1. Pump the Septic Tank Regularly: Regular pumping of the septic tank can remove solids that have built up in it and help protect the leach field from becoming clogged with solid waste. Pumping frequency depends on tank size and household occupant numbers; generally speaking, most septic tanks should be pumped once every three to five years.
2. Use Septic-Safe Products: For optimal bacterial balance in your septic tank, it is crucial that you use products designed specifically to be compatible with septic systems and less likely to harm bacterial populations in the tank. Homeowners should avoid harsh chemicals and solvents that could kill off any vital organisms found therein.
3. Avoid Flushing Non-Biodegradable Items: Flushing non-biodegradable items like diapers, sanitary napkins and wipes down the toilet can clog your septic tank and prevent it from functioning properly. Homeowners should only flush biodegradable materials like toilet paper and human waste down their toilet.
4. Avoid Pouring Grease and Oil Down the Drain: Grease and oil can clog the septic tank and hinder its proper function, so homeowners should refrain from pouring them down their drain and instead dispose of them responsibly in the trash can.
5. Maintain the Leach Field: The leach field is a crucial component of septic systems, dispersing liquid effluent from septic tanks into the soil and dissipating into groundwater sources. Homeowners should avoid parking or driving on leach fields to reduce compaction of soil and facilitate absorption of effluent into groundwater sources. In addition, homeowners should not plant trees or shrubs nearby since their roots could penetrate pipes and cause significant damage.
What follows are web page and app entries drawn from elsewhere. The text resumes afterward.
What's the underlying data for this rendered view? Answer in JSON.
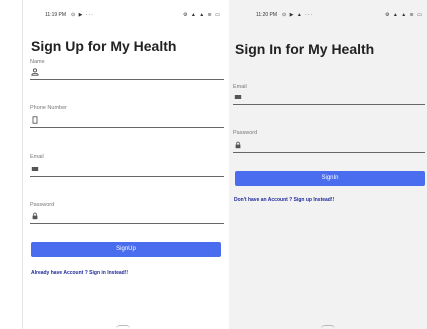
{
  "signup": {
    "status_time": "11:19 PM",
    "status_left_icons": "⊙ ▶ ···",
    "status_right_icons": "⚙ ▲ ▲ ≋ ▭",
    "title": "Sign Up for My Health",
    "name_label": "Name",
    "phone_label": "Phone Number",
    "email_label": "Email",
    "password_label": "Password",
    "button_label": "SignUp",
    "switch_link": "Already have Account ? Sign in Instead!!"
  },
  "signin": {
    "status_time": "11:20 PM",
    "status_left_icons": "⊙ ▶ ▲ ···",
    "status_right_icons": "⚙ ▲ ▲ ≋ ▭",
    "title": "Sign In for My Health",
    "email_label": "Email",
    "password_label": "Password",
    "button_label": "SignIn",
    "switch_link": "Don't have an Account ? Sign up Instead!!"
  },
  "colors": {
    "accent": "#4a6df0",
    "link": "#1f2a9a"
  },
  "icons": {
    "name": "person-icon",
    "phone": "phone-icon",
    "email": "mail-icon",
    "password": "lock-icon"
  }
}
Vinegar may be an effective natural cleaning product, but excessive usage could disrupt the delicate balance in a septic tank’s microbiome and compromise its health. Therefore, homeowners are advised to limit the use of acidic cleaning agents like vinegar in their home in order to preserve an appropriate bacterial balance for optimal functioning in their septic tanks.
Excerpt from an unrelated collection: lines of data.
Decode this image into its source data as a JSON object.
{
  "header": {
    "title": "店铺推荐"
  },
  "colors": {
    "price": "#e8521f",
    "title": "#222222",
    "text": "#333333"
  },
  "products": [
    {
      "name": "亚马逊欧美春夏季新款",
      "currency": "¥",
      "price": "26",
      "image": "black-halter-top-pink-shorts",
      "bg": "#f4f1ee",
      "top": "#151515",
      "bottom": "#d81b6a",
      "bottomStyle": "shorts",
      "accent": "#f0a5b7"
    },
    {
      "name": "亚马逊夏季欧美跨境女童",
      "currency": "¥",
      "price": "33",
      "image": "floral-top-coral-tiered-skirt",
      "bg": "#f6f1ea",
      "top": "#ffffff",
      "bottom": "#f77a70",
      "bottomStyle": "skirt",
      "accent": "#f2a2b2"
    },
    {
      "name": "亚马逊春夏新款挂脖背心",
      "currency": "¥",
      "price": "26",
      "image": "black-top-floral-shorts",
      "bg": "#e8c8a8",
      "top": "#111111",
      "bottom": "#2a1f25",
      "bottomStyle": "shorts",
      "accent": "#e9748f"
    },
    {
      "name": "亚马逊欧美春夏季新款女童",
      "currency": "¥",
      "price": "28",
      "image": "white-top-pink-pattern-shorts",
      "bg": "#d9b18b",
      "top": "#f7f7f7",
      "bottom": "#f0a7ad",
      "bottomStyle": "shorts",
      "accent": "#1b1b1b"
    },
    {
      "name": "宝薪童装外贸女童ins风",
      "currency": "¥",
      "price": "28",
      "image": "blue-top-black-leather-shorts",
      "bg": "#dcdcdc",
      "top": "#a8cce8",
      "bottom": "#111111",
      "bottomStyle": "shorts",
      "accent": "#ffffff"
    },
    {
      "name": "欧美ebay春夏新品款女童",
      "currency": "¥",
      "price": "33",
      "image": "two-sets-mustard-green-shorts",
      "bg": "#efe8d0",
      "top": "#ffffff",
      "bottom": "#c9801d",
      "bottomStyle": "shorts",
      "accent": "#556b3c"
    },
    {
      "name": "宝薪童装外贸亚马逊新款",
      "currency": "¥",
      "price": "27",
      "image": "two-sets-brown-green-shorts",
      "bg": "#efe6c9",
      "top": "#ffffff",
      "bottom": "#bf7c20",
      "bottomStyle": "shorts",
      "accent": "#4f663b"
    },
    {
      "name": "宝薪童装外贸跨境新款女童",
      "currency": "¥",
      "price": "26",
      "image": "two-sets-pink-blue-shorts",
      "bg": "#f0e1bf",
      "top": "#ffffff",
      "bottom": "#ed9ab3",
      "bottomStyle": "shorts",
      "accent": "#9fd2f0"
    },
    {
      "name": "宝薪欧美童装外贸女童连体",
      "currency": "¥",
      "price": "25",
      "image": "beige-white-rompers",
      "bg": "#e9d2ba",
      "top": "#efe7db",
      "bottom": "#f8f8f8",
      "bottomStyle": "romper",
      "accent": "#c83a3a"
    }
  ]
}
Homeowners should refrain from flushing non-biodegradable items down their toilet, such as diapers, sanitary napkins and wipes. Only biodegradable materials like toilet paper and human waste should be flushed down this toilet.
When your septic system becomes clogged, it is imperative to call in a professional plumber or contractor immediately. They can assess the damage and identify an appropriate strategy for fixing it; homeowners should never attempt to repair their own septic systems as doing so can be hazardous and lead to further damages.